New Jersey’s aging unemployment system was pushed beyond the limit over the past two years, with many in the state facing dragged out delays in payments, technical and bureaucratic snags, and the inability to have their issues resolved.
Starting in early 2022, New Jersey is one of two states – the other being Arkansas – that will take part in a federal pilot program to upgrade its unemployment infrastructure, the state Department of Labor announced on Dec. 14.
The new program is called the Claimant Experience Pilot, under which the state Department of Labor and Workforce Development would design a system that “provides equitable and timely access to unemployment benefits,” while “rooting out identity theft and other fraud issues” that bogged down the state unemployment system and held up thousands of applications.
Amid a slew of COVID-19 business restrictions put in place last year, and for half of 2021, that shut down the state economy, an estimated 2.4 million people filed for unemployment since March 2020.
Since then, nearly $37 billion in federal and state jobless benefits have been paid out to more than 1.5 million people employed in New Jersey.
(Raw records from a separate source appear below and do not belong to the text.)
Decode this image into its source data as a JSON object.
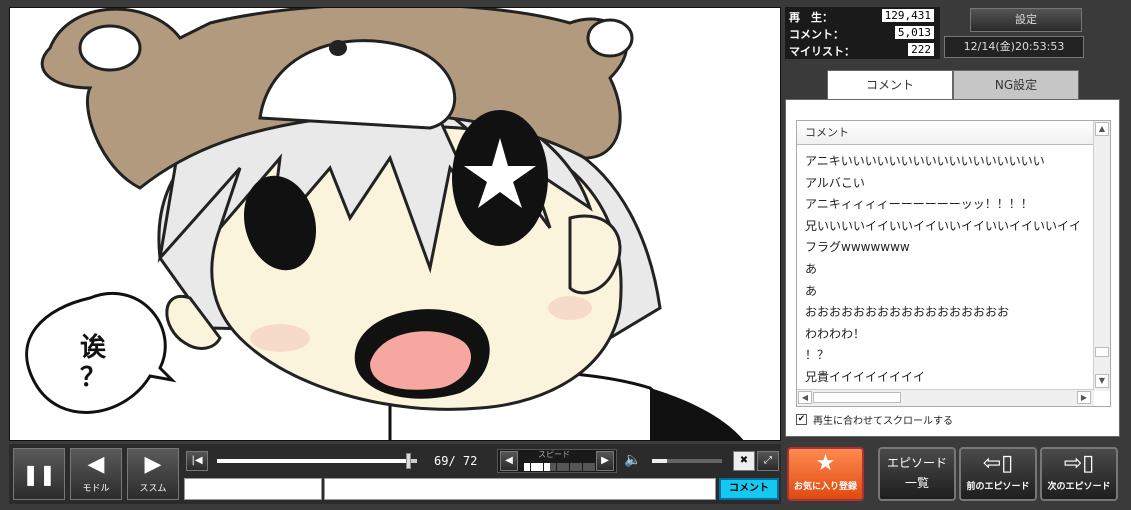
{
  "video": {
    "speech_bubble_text": [
      "诶",
      "？"
    ]
  },
  "stats": {
    "views_label": "再　生：",
    "views": "129,431",
    "comments_label": "コメント：",
    "comments": "5,013",
    "mylist_label": "マイリスト：",
    "mylist": "222"
  },
  "header": {
    "settings_label": "設定",
    "datetime": "12/14(金)20:53:53"
  },
  "tabs": [
    {
      "label": "コメント"
    },
    {
      "label": "NG設定"
    }
  ],
  "comment_panel": {
    "header": "コメント",
    "rows": [
      "アニキいいいいいいいいいいいいいいいいい",
      "アルバこい",
      "アニキィィィィーーーーーーッッ！！！！",
      "兄いいいいイイいいイイいいイイいいイイいいイイ",
      "フラグwwwwwww",
      "あ",
      "あ",
      "おおおおおおおおおおおおおおおおお",
      "わわわわ！",
      "！？",
      "兄貴イイイイイイイイ"
    ],
    "scroll_option_label": "再生に合わせてスクロールする",
    "scroll_option_checked": "✔"
  },
  "controls": {
    "pause_glyph": "❚❚",
    "back_glyph": "◀",
    "back_label": "モドル",
    "forward_glyph": "▶",
    "forward_label": "ススム",
    "time_current": "69",
    "time_total": "72",
    "time_sep": "/",
    "playback_progress": 0.958,
    "speed_label": "スピード",
    "speed_level": 4,
    "speed_max": 11,
    "volume_level": 0.22,
    "comment_send_label": "コメント"
  },
  "side_buttons": {
    "favorite_label": "お気に入り登録",
    "episode_list_label_1": "エピソード",
    "episode_list_label_2": "一覧",
    "prev_episode_label": "前のエピソード",
    "next_episode_label": "次のエピソード"
  },
  "colors": {
    "accent_comment_button": "#14c8f0",
    "favorite_button": "#e85a20"
  }
}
Unemployment surged to over 16% last year.
But applicants complained that they waited weeks or months for a single paycheck. Others saw their applications frozen or held in limbo, while some were wrongly told they were ineligible or were not able to get into the weekly certification system. Many had no means to get in touch with a live person at the call center to resolve their issues, or had to wait weeks or months to finally hear from someone.
The unemployment system was heavily-reliant on a decades-old computer mainframe called COBOL.
Gov. Phil Murphy, in a prepared statement issued Tuesday, said that the COVID-19 recession “shed light on the challenges and shortcomings of the federal unemployment system,” but that the pilot program would put the state “at the forefront of modernization, and permanent, meaningful reform.”
According to the New Jersey Labor Department, under the pilot program the state will work to create a “user-friendly entry to the system with an integrated identity verification component,” rather than have that be a separate step.
“No state was spared from the deluge of unemployment claims nor from the difficulties of implementing numerous new federal unemployment benefit programs created to assist workers during the COVID-19 pandemic,” reads a prepared statement from state Labor Commissioner Robert Asaro-Angelo.
He said that while the state could indeed spend its own money to upgrade the unemployment system, the problem lies at the federal level, and the fact that each state has its own independent system. A single nationwide centralized system would go far to fix that issue, he told lawmakers in April.
Meanwhile the deluge of added federal benefits under the federal COVID-19 relief package, and its constantly changing rules – such as benefits for freelancers and gig workers, and extended benefits and added relief money each week – also put strain on the system.
“Our systems had to undergo significant changes with each new provision of the new federal pandemic relief laws, followed by new guidelines, processes, and retraining,” he added in April. “Often, what was true on Tuesday had been overwritten by new federal guidance by Friday.”
Labor officials meanwhile said that many of those delays were “often mistakenly attributed to computer system glitches,” when in reality they “most often occurred because of the web of complex federal laws and processes that require us to verify workers’ information, receive and review wage records – often from multiple parties and multiple states – verify identities, and make sure only those eligible for benefits receive them.”
“Despite all this, the overwhelming majority of unemployment insurance benefits filed in New Jersey are paid without issue or delay.”s